The Duke and Duchess of Cambridge, along with their three adorable children, are arguably one of the most famous families in the world.
And while we know plenty about Prince William's side of the family, the Middletons have stayed relatively quiet when it comes to private affairs ever since William and Catherine's engagement was announced.
But in a rare interview for the 30th anniversary of her company Party Pieces, Carole Middleton has opened up about what it was like to have her eldest daughter marry into the royal family as well as what to expect at a Middleton family Christmas.
Christmas at the Middletons
If you thought you were prepared when it came to Christmas, Carole Middleton will give you a run for your money.
In the exclusive chat with the UK Telegraph, self-described "list-maker" Carole said she starts planning the festivities just after Halloween complete with wrapping paper themes.
On Christmas Day, the family, who live in the British county of Berkshire, attend church in the morning, go on a walk and then open presents. And while lunch is smoked salmon with champagne, the full Christmas dinner is served in the evening. And this year it's a little different, as there will be a vegan option for flexitarian Carole.
"If I go to someone's house for dinner, I'm not going to make a fuss. For Christmas, I'd probably have two options – very traditional and something vegan," she told the paper.
Carole's youngest, James, previously mentioned that Christmas is a traditional day in the Middleton family calendar with all the trimmings.
"There'll be turkey, champagne and some wine...For me it's all about family… It's one where we can all regroup," James said in an interview on German TV channel, Leute Heute.
Mrs Middleton also admitted that Prince George, five and Princess Charlotte, three, will have their own Christmas tree in their room to decorate as they please. Now that's what we call a doting grandmother!
What it's like mingling with the royals
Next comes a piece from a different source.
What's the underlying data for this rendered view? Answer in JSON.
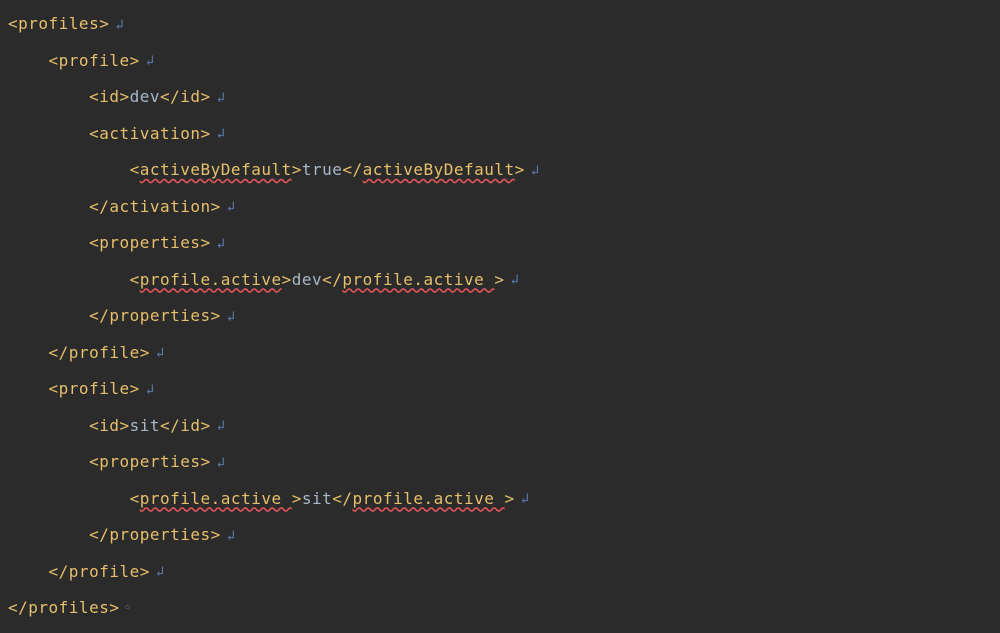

Attending weddings and christenings alongside the Queen and other dignitaries may seem intimidating for some, but for Carole, she was just like any other mother watching her daughter get married.
Speaking about the extravagant 2011 royal wedding, Carole said, "Like every mother, I wanted to look my best, make my children proud and enjoy the day."
"I honestly don't think I was any more stressed than any other mother-of-the-bride."
Catherine's younger sister Pippa also spoke about the surprisingly normal side of William and Catherine's wedding shortly after the event as well.
"We saw it as a family as just a family wedding, and actually I didn't realise perhaps the scale of it until afterwards," she told US show, Today.
WATCH: Pippa Middleton talks about the royal wedding. Post continues...
Carole played an important part in both Catherine and Pippa's respective weddings, even helping with details including the music.
"But I think the most important thing, as a parent, is to listen to what your daughter wants. You can have all the ideas in the world, but it has to be about them. And don't muscle in on the guest list."
Despite her daughter's marriage into the royal family, Carole keeps things refreshingly down-to-earth.
"I have two other children and grandchildren and my job, and I lead a lot of my life round here, where I've lived for years and people knew me before Catherine's…impact. It isn't normal maybe to go to Louis' christening or Catherine's wedding, but, in the end, they're all family events."
Family comes first
Carole and husband Michael welcomed not one but two grandchildren this year- Prince Louis was born in April and Arthur was born to Pippa and James Matthews in October. And as their family grows, the Middleton matriarch knows that they are her number one priority.
In fact, she admitted that her biggest fear as Catherine, Pippa and James grew up was that she'd lose her family, but thankfully they have "stayed close."
"They come first and that will always be the case, even when I have more me time."
"I have two lovely sons-in-law and I hope I'll have a lovely daughter-in-law."
She may dote on her children and grandchildren, but Carole also made it clear that discipline and manners are an important lesson to teach the little ones from an early age.
"You can't suddenly start teaching them about politeness at 13. You have to do it from the start."
When Duchess Catherine became a mother herself, she frequented her old family home in Bucklebury and relied on her parents, particularly her mother. In fact, the first official photograph of the Cambridge family when Prince George was born was taken at the Middleton family home.
A royal source told The Sun that after the birth of Prince Louis, Carole was popping in and out of Kensington Palace, helping with George and Charlotte.
"Kate already has nanny Maria, who is fantastic, but Carole's been an amazing second pair of hands."